Your approach or answering "the inevitable questions with humor and at least a smattering of truth" makes great sense.

Lukey Barlow said...

Oh dear. You do take us to such regions. First underwear, and now what's beneath!

You know, it's a wonder you developed the common sense and healthy attitudes you have. How did you manage it?

I do think we're still coming out of the Victorian age. I would like to know why we went there in the first place.

Considering how much of advertising's hold over us has to do with our sexual insecurities, I sometimes wonder what it would be like if we simply dropped the pretense. No secrets, no embarrassment. Could we do it? What would that be like? No tease, no flirtation, no jiggling of fleshy parts, no vivid imagination, no suspense, no...

Wait a minute... I think I changed my mind.

Lukey Barlow said...

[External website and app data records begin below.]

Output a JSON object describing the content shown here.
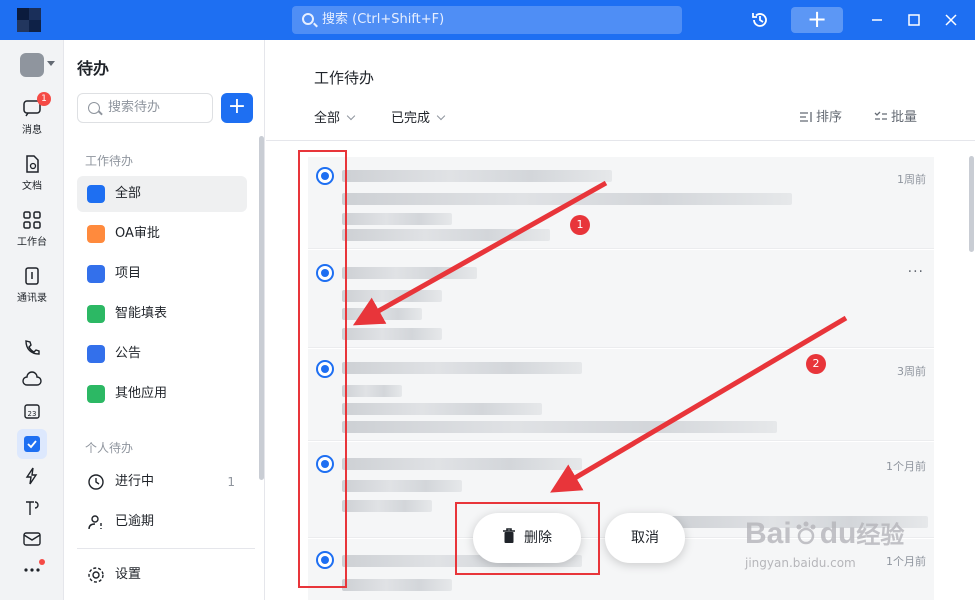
{
  "titlebar": {
    "search_placeholder": "搜索 (Ctrl+Shift+F)",
    "plus_label": "+"
  },
  "rail": {
    "items": [
      {
        "label": "消息",
        "badge": "1"
      },
      {
        "label": "文档"
      },
      {
        "label": "工作台"
      },
      {
        "label": "通讯录"
      }
    ]
  },
  "sidebar": {
    "title": "待办",
    "search_placeholder": "搜索待办",
    "add_label": "+",
    "group_work": "工作待办",
    "work_items": [
      {
        "label": "全部",
        "color": "#1e6ff2"
      },
      {
        "label": "OA审批",
        "color": "#ff8a3d"
      },
      {
        "label": "项目",
        "color": "#3370eb"
      },
      {
        "label": "智能填表",
        "color": "#2cb864"
      },
      {
        "label": "公告",
        "color": "#3370eb"
      },
      {
        "label": "其他应用",
        "color": "#2cb864"
      }
    ],
    "group_personal": "个人待办",
    "personal_items": [
      {
        "label": "进行中",
        "count": "1"
      },
      {
        "label": "已逾期"
      }
    ],
    "settings_label": "设置"
  },
  "main": {
    "title": "工作待办",
    "filter_all": "全部",
    "filter_status": "已完成",
    "sort_label": "排序",
    "batch_label": "批量",
    "cards": [
      {
        "time": "1周前"
      },
      {
        "time": "···"
      },
      {
        "time": "3周前"
      },
      {
        "time": "1个月前"
      },
      {
        "time": "1个月前"
      }
    ],
    "delete_label": "删除",
    "cancel_label": "取消"
  },
  "annotations": {
    "badge1": "1",
    "badge2": "2",
    "accent": "#e8353a"
  },
  "watermark": {
    "brand": "Bai",
    "brand2": "du",
    "cn": "经验",
    "url": "jingyan.baidu.com"
  },
  "colors": {
    "brand": "#1e6ff2",
    "badge": "#f54a45"
  }
}
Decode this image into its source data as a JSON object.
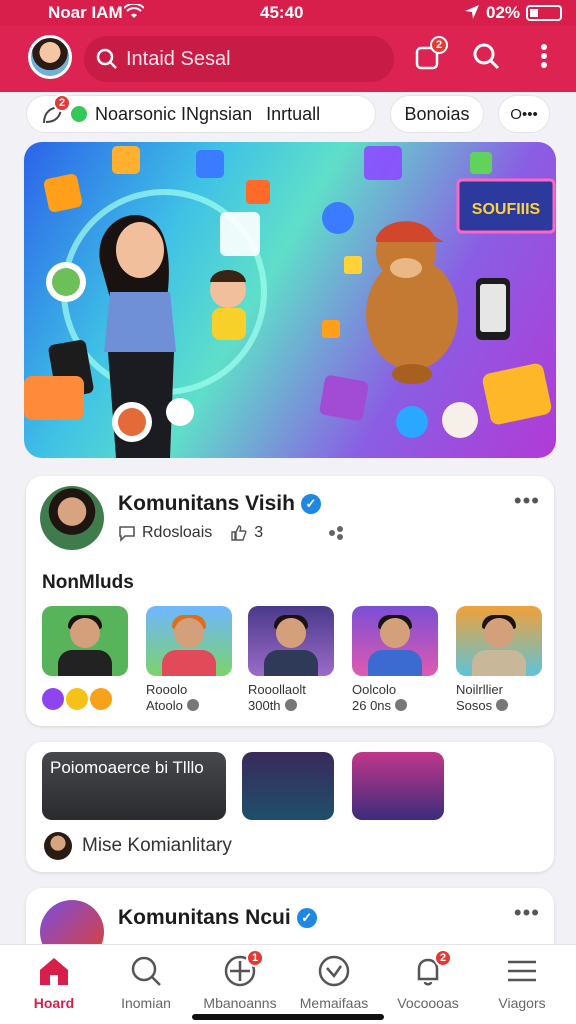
{
  "status_bar": {
    "carrier": "Noar IAM",
    "time": "45:40",
    "battery": "02%"
  },
  "header": {
    "search_placeholder": "Intaid Sesal",
    "notification_count": "2"
  },
  "chips": {
    "main_count": "2",
    "main_label": "Noarsonic INgnsian",
    "main_label_2": "Inrtuall",
    "second": "Bonoias",
    "third": "O•••"
  },
  "banner": {
    "sign_text": "SOUFIIIS"
  },
  "community_card": {
    "title": "Komunitans Visih",
    "meta_1": "Rdosloais",
    "meta_2": "3",
    "more_label": "•••",
    "section_title": "NonMluds",
    "thumbs": [
      {
        "caption_1": "",
        "caption_2": ""
      },
      {
        "caption_1": "Rooolo",
        "caption_2": "Atoolo"
      },
      {
        "caption_1": "Rooollaolt",
        "caption_2": "300th"
      },
      {
        "caption_1": "Oolcolo",
        "caption_2": "26 0ns"
      },
      {
        "caption_1": "Noilrllier",
        "caption_2": "Sosos"
      }
    ]
  },
  "videos_card": {
    "first_title": "Poiomoaerce bi Tlllo",
    "member_label": "Mise Komianlitary"
  },
  "community_card_2": {
    "title": "Komunitans Ncui",
    "more_label": "•••"
  },
  "bottom_nav": {
    "items": [
      {
        "label": "Hoard"
      },
      {
        "label": "Inomian"
      },
      {
        "label": "Mbanoanns",
        "badge": "1"
      },
      {
        "label": "Memaifaas"
      },
      {
        "label": "Vocoooas",
        "badge": "2"
      },
      {
        "label": "Viagors"
      }
    ]
  },
  "colors": {
    "brand": "#dc2352",
    "verified": "#1e88e5",
    "badge": "#e53935"
  },
  "icons": [
    "wifi-icon",
    "location-arrow-icon",
    "battery-icon",
    "search-icon",
    "notification-square-icon",
    "more-vertical-icon",
    "leaf-icon",
    "verified-icon",
    "chat-bubble-icon",
    "like-icon",
    "share-icon",
    "home-icon",
    "compass-icon",
    "people-icon",
    "heart-circle-icon",
    "bell-icon",
    "menu-icon"
  ]
}
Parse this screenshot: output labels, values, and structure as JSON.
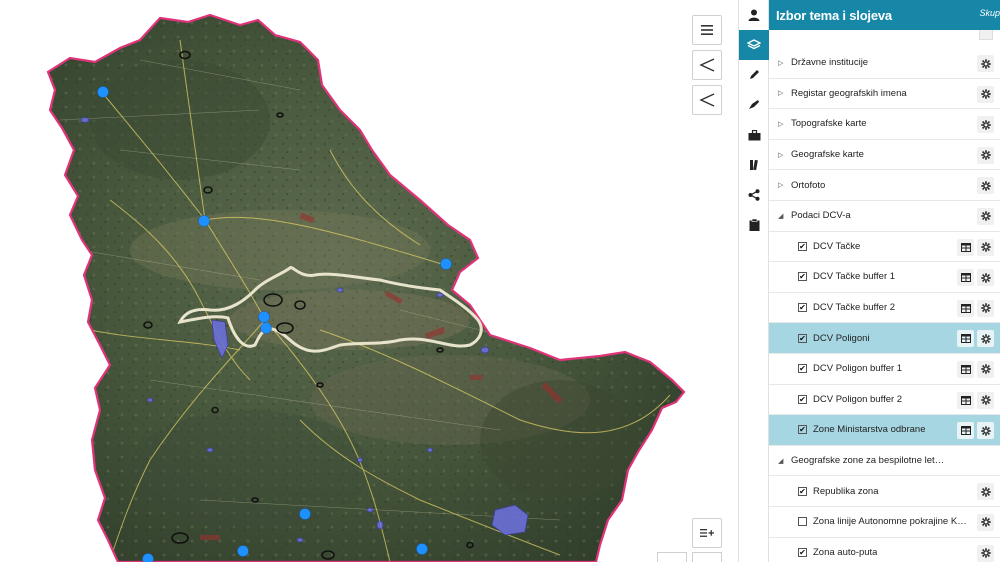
{
  "panel": {
    "title": "Izbor tema i slojeva",
    "header_link": "Skup",
    "rows": [
      {
        "type": "group",
        "expanded": false,
        "label": "Državne institucije"
      },
      {
        "type": "group",
        "expanded": false,
        "label": "Registar geografskih imena"
      },
      {
        "type": "group",
        "expanded": false,
        "label": "Topografske karte"
      },
      {
        "type": "group",
        "expanded": false,
        "label": "Geografske karte"
      },
      {
        "type": "group",
        "expanded": false,
        "label": "Ortofoto"
      },
      {
        "type": "group",
        "expanded": true,
        "label": "Podaci DCV-a"
      },
      {
        "type": "layer",
        "checked": true,
        "label": "DCV Tačke",
        "table": true,
        "selected": false
      },
      {
        "type": "layer",
        "checked": true,
        "label": "DCV Tačke buffer 1",
        "table": true,
        "selected": false
      },
      {
        "type": "layer",
        "checked": true,
        "label": "DCV Tačke buffer 2",
        "table": true,
        "selected": false
      },
      {
        "type": "layer",
        "checked": true,
        "label": "DCV Poligoni",
        "table": true,
        "selected": true
      },
      {
        "type": "layer",
        "checked": true,
        "label": "DCV Poligon buffer 1",
        "table": true,
        "selected": false
      },
      {
        "type": "layer",
        "checked": true,
        "label": "DCV Poligon buffer 2",
        "table": true,
        "selected": false
      },
      {
        "type": "layer",
        "checked": true,
        "label": "Zone Ministarstva odbrane",
        "table": true,
        "selected": true
      },
      {
        "type": "group",
        "expanded": true,
        "label": "Geografske zone za bespilotne letelice"
      },
      {
        "type": "layer",
        "checked": true,
        "label": "Republika zona",
        "table": false,
        "selected": false
      },
      {
        "type": "layer",
        "checked": false,
        "label": "Zona linije Autonomne pokrajine Kosova...",
        "table": false,
        "selected": false
      },
      {
        "type": "layer",
        "checked": true,
        "label": "Zona auto-puta",
        "table": false,
        "selected": false
      }
    ]
  },
  "toolbar": {
    "items": [
      {
        "icon": "user-icon",
        "active": false
      },
      {
        "icon": "layers-icon",
        "active": true
      },
      {
        "icon": "pencil-icon",
        "active": false
      },
      {
        "icon": "eraser-icon",
        "active": false
      },
      {
        "icon": "briefcase-icon",
        "active": false
      },
      {
        "icon": "book-icon",
        "active": false
      },
      {
        "icon": "share-icon",
        "active": false
      },
      {
        "icon": "clipboard-icon",
        "active": false
      }
    ]
  },
  "map": {
    "controls": [
      "menu-icon",
      "share-icon",
      "share-icon",
      "legend-add-icon"
    ],
    "colors": {
      "border": "#e0337a",
      "point": "#1e90ff",
      "polygon": "#6a6fd8",
      "vojvodina_boundary": "#e8e4cc",
      "roads": "#e8d66a"
    }
  },
  "colors": {
    "accent": "#1687a7",
    "selected_row": "#a7d6e3"
  }
}
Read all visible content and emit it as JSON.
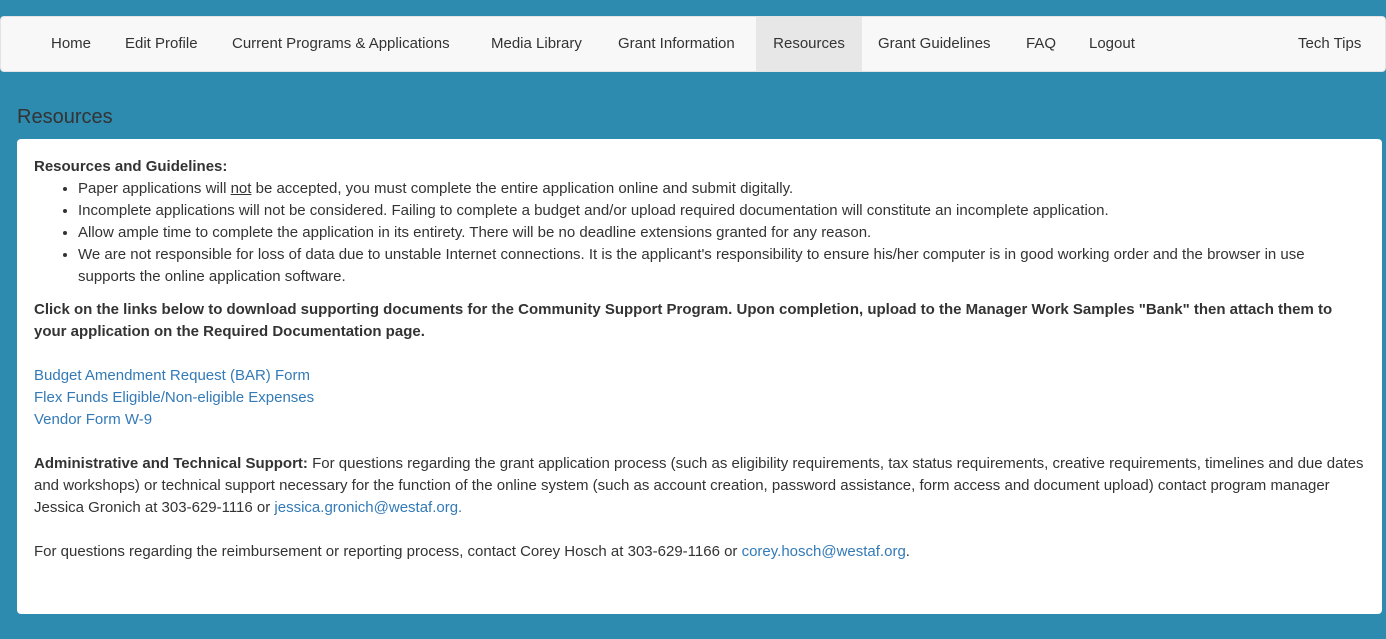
{
  "nav": {
    "items": [
      {
        "label": "Home"
      },
      {
        "label": "Edit Profile"
      },
      {
        "label": "Current Programs & Applications"
      },
      {
        "label": "Media Library"
      },
      {
        "label": "Grant Information"
      },
      {
        "label": "Resources"
      },
      {
        "label": "Grant Guidelines"
      },
      {
        "label": "FAQ"
      },
      {
        "label": "Logout"
      }
    ],
    "right_label": "Tech Tips",
    "active": "Resources"
  },
  "page": {
    "title": "Resources"
  },
  "guidelines": {
    "heading": "Resources and Guidelines:",
    "item1_pre": "Paper applications will ",
    "item1_emph": "not",
    "item1_post": " be accepted, you must complete the entire application online and submit digitally.",
    "item2": "Incomplete applications will not be considered. Failing to complete a budget and/or upload required documentation will constitute an incomplete application.",
    "item3": "Allow ample time to complete the application in its entirety. There will be no deadline extensions granted for any reason.",
    "item4": "We are not responsible for loss of data due to unstable Internet connections. It is the applicant's responsibility to ensure his/her computer is in good working order and the browser in use supports the online application software."
  },
  "instructions": "Click on the links below to download supporting documents for the Community Support Program. Upon completion, upload to the Manager Work Samples \"Bank\" then attach them to your application on the Required Documentation page.",
  "links": [
    {
      "label": "Budget Amendment Request (BAR) Form"
    },
    {
      "label": "Flex Funds Eligible/Non-eligible Expenses"
    },
    {
      "label": "Vendor Form W-9"
    }
  ],
  "support": {
    "heading": "Administrative and Technical Support:",
    "text": " For questions regarding the grant application process (such as eligibility requirements, tax status requirements, creative requirements, timelines and due dates and workshops) or technical support necessary for the function of the online system (such as account creation, password assistance, form access and document upload) contact program manager Jessica Gronich at 303-629-1116 or ",
    "email": "jessica.gronich@westaf.org."
  },
  "reimbursement": {
    "text": "For questions regarding the reimbursement or reporting process, contact Corey Hosch at 303-629-1166 or ",
    "email": "corey.hosch@westaf.org",
    "suffix": "."
  },
  "colors": {
    "background": "#2e8bb0",
    "link": "#337ab7",
    "navbar": "#f8f8f8",
    "active_tab": "#e7e7e7"
  }
}
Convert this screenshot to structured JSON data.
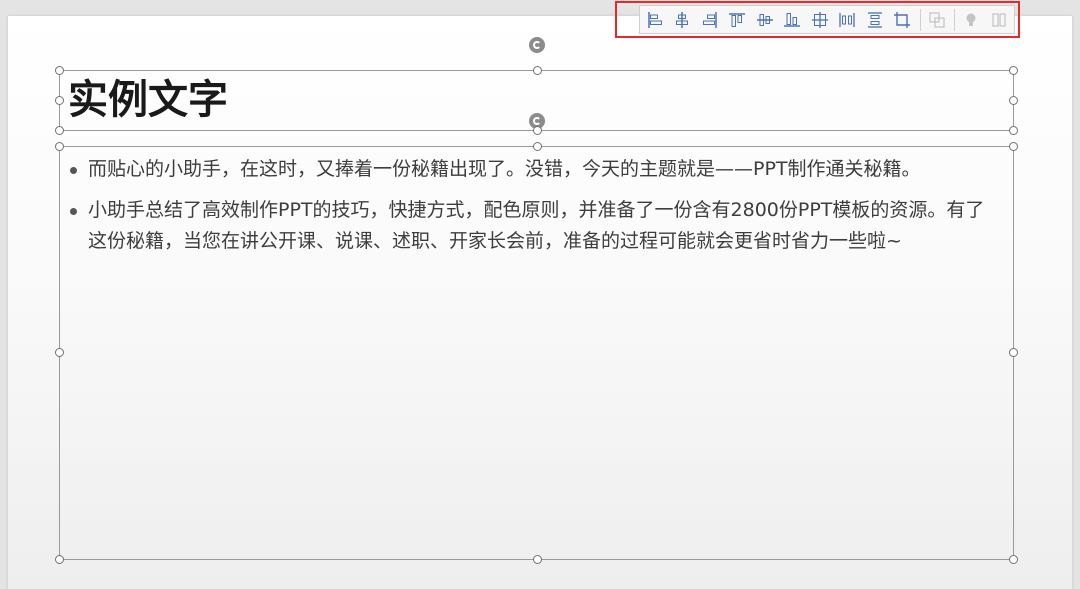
{
  "slide": {
    "title": "实例文字",
    "bullets": [
      "而贴心的小助手，在这时，又捧着一份秘籍出现了。没错，今天的主题就是——PPT制作通关秘籍。",
      "小助手总结了高效制作PPT的技巧，快捷方式，配色原则，并准备了一份含有2800份PPT模板的资源。有了这份秘籍，当您在讲公开课、说课、述职、开家长会前，准备的过程可能就会更省时省力一些啦~"
    ]
  },
  "toolbar": {
    "highlight_color": "#e5292d",
    "icon_color": "#4a72b8",
    "disabled_icon_color": "#b8b8b8",
    "tools": [
      {
        "name": "align-left-icon",
        "enabled": true
      },
      {
        "name": "align-center-icon",
        "enabled": true
      },
      {
        "name": "align-right-icon",
        "enabled": true
      },
      {
        "name": "align-top-icon",
        "enabled": true
      },
      {
        "name": "align-middle-icon",
        "enabled": true
      },
      {
        "name": "align-bottom-icon",
        "enabled": true
      },
      {
        "name": "align-center-both-icon",
        "enabled": true
      },
      {
        "name": "distribute-horizontal-icon",
        "enabled": true
      },
      {
        "name": "distribute-vertical-icon",
        "enabled": true
      },
      {
        "name": "crop-icon",
        "enabled": true
      },
      {
        "name": "group-icon",
        "enabled": false
      },
      {
        "name": "lightbulb-icon",
        "enabled": false
      },
      {
        "name": "more-icon",
        "enabled": false
      }
    ]
  }
}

Hey, did any of you ever read Islandia, by Austin Tappan Wright? Islandians have never had the inhibitions we have. Poor John Lang gets quite the shock when Dorna drops her drawers to go swimming.

Kelli said...

"But I'm done. It's much more fun sitting here on the sidelines, chuckling , while Liz wrestles with the questions."

I think that's one of the absolute benefits of having grandkids right?

Stomper Girl said...

Heck I'm trying to work out what contortions were involved in Nora's descriptions. Show you what sort of mind I have, doesn't it.

Molly said...

OK SG, your mind is fine. Maybe "contortions" is a bit of an exaggeration....I have a tendency to get carried away on the wings of my own supposed wit. Obviously I am not a good spokesperson for the Irish in general, who have never had a problem figuring out which bits do what, and have certainly not been bashful about it, and have gone forth from the Emerald shores to populate the earth.